Title: It Happens Every Spring
Author: Catherine Palmer & Gary Chapman
Reading Level: Easy
Genre: Christian Fiction
This book was exactly what I was looking for at the time. It was generally uplifting, had marriage and family education, and a simple story line. (Sometimes I can handle complex books, but honestly at this stage in my life, I usually don’t feel I can muster the brain power to follow books that are too complex. I’ll blame it on constant interruptions from the kids and a general lack of sleep.)
This story is based on the principles of Gary Chapman’s theory that there are four seasons of marriage. I haven’t read his book on this theory, but I want to now. The story is set in a small town and follows the marriages of a few of the close-nit residents. The main marriage it illuminates is a couple stuck in the “winter” season of marriage.
“The kids grow up and move out, and the parents realize they have nothing in common, and end up getting divorced.” This is something I hear people say often. About people I know, and people I don’t know, and I’ve taken it as a general rule of thumb, and I hope it doesn’t happen to us. I liked how this fictional story shed light on what that can actually look like.

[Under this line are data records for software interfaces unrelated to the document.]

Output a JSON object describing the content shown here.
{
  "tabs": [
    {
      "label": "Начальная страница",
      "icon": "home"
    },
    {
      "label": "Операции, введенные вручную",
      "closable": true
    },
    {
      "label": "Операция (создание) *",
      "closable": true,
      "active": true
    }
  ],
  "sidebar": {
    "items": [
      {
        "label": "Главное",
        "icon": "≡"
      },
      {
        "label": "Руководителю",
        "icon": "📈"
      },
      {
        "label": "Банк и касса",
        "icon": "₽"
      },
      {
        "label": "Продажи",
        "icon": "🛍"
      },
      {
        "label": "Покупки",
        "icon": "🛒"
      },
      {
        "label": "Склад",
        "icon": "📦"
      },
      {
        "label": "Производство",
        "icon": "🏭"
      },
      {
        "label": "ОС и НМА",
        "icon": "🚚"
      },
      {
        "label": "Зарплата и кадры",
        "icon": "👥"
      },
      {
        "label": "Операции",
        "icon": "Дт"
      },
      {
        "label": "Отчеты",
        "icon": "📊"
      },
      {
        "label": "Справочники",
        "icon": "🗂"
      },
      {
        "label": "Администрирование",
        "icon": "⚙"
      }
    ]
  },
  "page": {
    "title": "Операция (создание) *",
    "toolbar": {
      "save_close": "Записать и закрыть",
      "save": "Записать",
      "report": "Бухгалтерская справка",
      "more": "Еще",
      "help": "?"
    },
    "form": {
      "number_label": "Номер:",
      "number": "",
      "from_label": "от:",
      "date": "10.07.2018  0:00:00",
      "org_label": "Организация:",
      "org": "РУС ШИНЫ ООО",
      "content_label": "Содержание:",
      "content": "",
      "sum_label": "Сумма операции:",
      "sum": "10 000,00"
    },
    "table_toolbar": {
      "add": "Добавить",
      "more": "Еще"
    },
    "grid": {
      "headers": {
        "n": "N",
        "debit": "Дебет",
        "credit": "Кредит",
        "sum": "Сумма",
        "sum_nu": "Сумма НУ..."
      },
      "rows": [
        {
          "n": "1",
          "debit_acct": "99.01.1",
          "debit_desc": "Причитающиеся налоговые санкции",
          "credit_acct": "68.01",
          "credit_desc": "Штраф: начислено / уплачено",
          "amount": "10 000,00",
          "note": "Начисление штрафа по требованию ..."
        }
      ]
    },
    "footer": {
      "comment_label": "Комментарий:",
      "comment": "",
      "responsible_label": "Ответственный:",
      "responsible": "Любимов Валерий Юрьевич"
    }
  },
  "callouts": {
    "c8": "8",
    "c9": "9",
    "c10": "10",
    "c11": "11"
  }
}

How a couple can go from all-is-well to the point of divorce, not because of a big disruption but because of small shifts.
Basically, this is how it went down: The wife centered her worth in caring for their children and her home. She didn’t have any duties or responsibilities outside of the home. When the children left the nest, she spiraled into a deep depression, because her entire purposes for living vanished.
During the time the wife was spiraling, the husband was progressing. As the kids were growing up and moving out he started a business that boomed. With less family obligations he finally had more time to focus on his career and achieve financial dreams and completely immersed himself in his work. Instead of inviting her into the business and making use of her skills and creativity, he ignored his wife’s depression, and was not there when she needed him the most.
Inspiration for My Marriage
1. Be a part of a community outside of the home.
PTA/kid centered activities don’t count because the kids will grow up and it leaves me with nothing.
2. Serve outside of the home.
I firmly believe it is hard to feel sorrow for yourself when you are doing good for others.
3. Mother always.
When the kids leave, continue the relationship. Motherhood will have to change once my kids have grown up, but I hope there will still be ways I can be there for them.
4. Date my husband regularly.
5. Celebrate anniversaries and accomplishments.
We are terrible about this I don’t think we’ve celebrated an anniversary since our third one. Celebrating would remind both of us we are on a journey and our marriage looks different now than it did ten years ago or five years ago. When I take time to look back, I become grateful and inspired for the future.
6. Insert myself (helpfully) into my husband’s work.
I can be of help to him in lots of ways and although he rarely asks, when I ask him if there’s anything I can help with he usually takes me up on it.
7. Pray and fast for my marriage.
All I can say on this one, is that it works!
Now that I’ve written it out, hopefully I’ll act on this inspiration. I really enjoyed this book and plan to read the other three in this collection. The combination of easy reading, Christian values, and ideas from my own marriage are fabulous. More details about this book here.